#### [TASK REQUIREMENTS]
Collect every line below that contains the word "faded".
─── RECORDS SUPPLIED
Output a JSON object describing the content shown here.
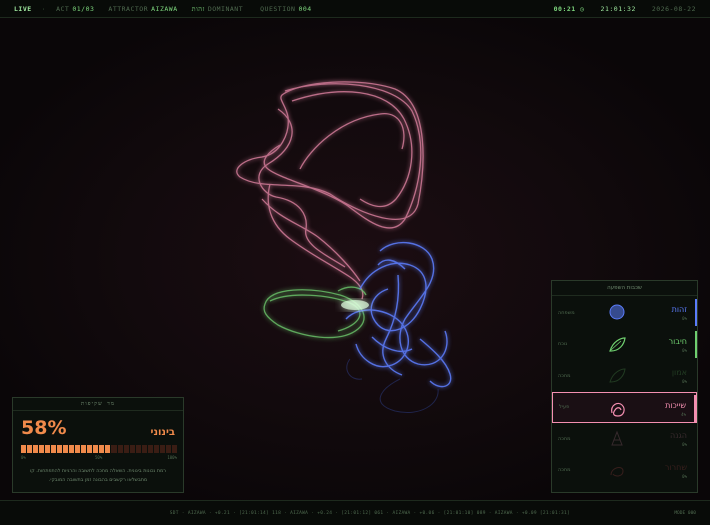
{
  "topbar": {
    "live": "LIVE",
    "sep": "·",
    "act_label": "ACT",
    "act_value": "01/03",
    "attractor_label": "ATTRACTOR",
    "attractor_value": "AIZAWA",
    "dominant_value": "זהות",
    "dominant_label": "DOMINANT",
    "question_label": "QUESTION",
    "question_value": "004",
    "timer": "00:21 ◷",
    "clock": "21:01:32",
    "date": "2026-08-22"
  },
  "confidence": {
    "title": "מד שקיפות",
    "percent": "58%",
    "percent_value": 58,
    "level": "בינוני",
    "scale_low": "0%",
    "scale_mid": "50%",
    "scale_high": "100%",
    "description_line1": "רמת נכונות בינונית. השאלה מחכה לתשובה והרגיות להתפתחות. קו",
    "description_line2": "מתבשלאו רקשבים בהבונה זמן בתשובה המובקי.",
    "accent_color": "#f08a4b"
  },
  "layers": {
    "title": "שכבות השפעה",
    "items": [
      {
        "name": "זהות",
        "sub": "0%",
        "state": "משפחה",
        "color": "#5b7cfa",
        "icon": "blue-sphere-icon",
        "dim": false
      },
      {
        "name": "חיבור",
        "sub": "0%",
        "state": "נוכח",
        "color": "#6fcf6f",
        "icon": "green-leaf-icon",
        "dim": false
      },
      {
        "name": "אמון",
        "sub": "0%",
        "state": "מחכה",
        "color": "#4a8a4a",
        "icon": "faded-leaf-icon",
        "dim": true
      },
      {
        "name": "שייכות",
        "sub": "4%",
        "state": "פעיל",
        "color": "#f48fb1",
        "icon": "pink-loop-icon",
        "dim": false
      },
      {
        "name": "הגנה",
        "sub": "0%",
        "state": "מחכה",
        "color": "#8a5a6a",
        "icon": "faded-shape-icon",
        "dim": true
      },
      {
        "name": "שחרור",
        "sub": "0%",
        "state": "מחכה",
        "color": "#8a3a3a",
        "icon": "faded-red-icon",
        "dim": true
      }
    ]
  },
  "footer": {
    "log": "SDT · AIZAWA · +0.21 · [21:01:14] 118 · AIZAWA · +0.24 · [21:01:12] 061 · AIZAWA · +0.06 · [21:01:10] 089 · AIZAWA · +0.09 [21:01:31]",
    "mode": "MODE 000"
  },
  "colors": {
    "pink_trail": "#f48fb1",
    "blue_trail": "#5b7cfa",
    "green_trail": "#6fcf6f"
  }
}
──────
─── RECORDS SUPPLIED
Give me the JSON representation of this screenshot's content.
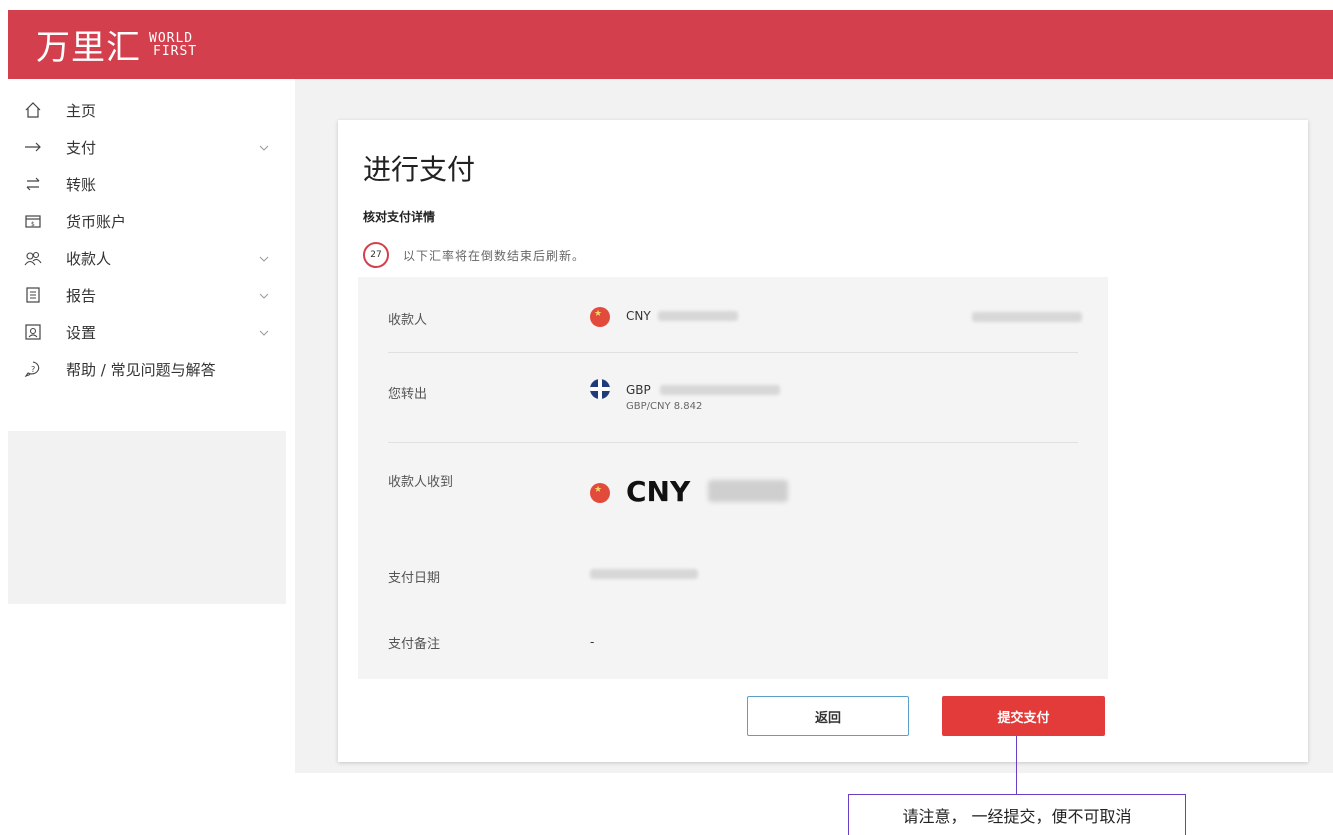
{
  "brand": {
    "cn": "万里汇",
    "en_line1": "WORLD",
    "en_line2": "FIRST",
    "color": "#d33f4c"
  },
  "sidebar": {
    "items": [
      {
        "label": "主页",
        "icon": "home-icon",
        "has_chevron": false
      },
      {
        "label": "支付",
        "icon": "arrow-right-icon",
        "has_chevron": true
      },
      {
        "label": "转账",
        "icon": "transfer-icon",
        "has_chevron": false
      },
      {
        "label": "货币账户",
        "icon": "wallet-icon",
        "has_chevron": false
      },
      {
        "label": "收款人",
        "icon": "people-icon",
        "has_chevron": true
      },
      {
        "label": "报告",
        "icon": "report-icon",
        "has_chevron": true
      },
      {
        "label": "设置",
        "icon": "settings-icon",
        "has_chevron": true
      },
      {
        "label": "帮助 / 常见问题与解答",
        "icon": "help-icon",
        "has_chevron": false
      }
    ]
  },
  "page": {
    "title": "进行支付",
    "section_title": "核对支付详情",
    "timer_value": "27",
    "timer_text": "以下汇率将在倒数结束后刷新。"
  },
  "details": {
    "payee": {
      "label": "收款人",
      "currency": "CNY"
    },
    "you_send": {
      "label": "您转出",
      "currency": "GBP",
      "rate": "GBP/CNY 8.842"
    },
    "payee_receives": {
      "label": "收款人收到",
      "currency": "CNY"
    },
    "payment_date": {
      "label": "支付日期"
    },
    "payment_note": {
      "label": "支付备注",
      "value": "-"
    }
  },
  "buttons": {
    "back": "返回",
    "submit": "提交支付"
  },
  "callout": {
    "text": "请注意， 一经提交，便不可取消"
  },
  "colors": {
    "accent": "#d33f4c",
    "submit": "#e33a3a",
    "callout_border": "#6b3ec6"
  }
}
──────
#### [EXPECTED OUTPUT]
        "icon": "faded-leaf-icon",
        "icon": "faded-shape-icon",
        "icon": "faded-red-icon",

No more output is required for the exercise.